Q. What would you suggest to a new brand entering the content marketing space?
If you’re a brand preparing to launch in today’s market, embrace the power of influencers to drive your messaging. They can be major names or micro-influencers. Employee advocacy works – real people talking about their real experiences with a product. Create an immersive, 360 experience that leverages transmedia storytelling so that your target audience receives a multi-layered, story-centric relevant campaign that feels very personal. Video is important but the success of TikTok and other platforms suggests that you do not have to spend your entire marketing budget on slick video production when UGC delivers – so spread the budget around a bit. In addition to video, engage micro influencers, a podcast, Indy magazine (great for millennials), and create a true experience in your brick and mortar – offer a “Starbucks coffee” while customers browse through your shop (great co-branding opportunity!) while enjoying free, strong Wi-Fi and an Instagram-able spot for photos. Weave narratives in such a way that consumers never feel that they “age out” of your brand (which is something that the Gen Z and Millennial obsessed brands are guilty of doing). For example - Gen X parents have a lot of money to spend on themselves and their children (Z and Millennials) and yet brands are only writing stories that target their children – why? Weave the narratives and expand the audience.
About Rebecca E. Chandler
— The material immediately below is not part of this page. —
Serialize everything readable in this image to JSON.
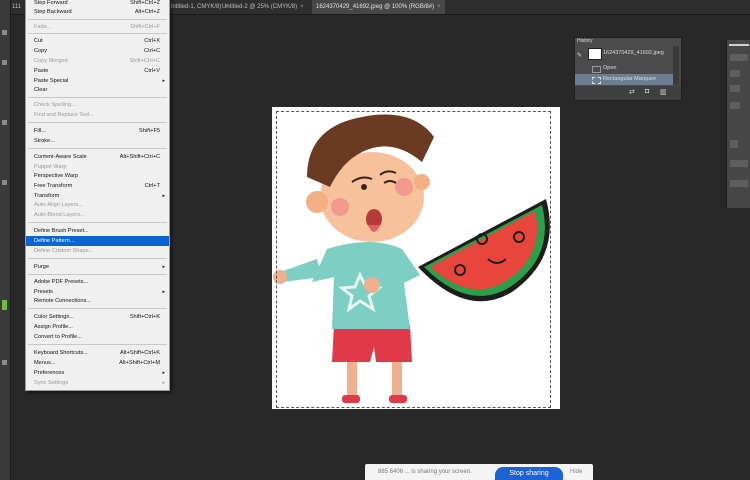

A 30-year professional of the film, TV and advertising industries, Rebecca Chandler is a storyteller, content producer and branded entertainment veteran. Her unique professional experiences include working as a producer for several top agencies in the USA, film company CEO in Egypt and East Africa and brand consultant in Africa, the Middle East and Asia. Rebecca’s most recent work includes creative, technical and financial support for the original television format “Coke Studio” for the Africa, Pakistan, Iraq, Morocco, and Philippines markets.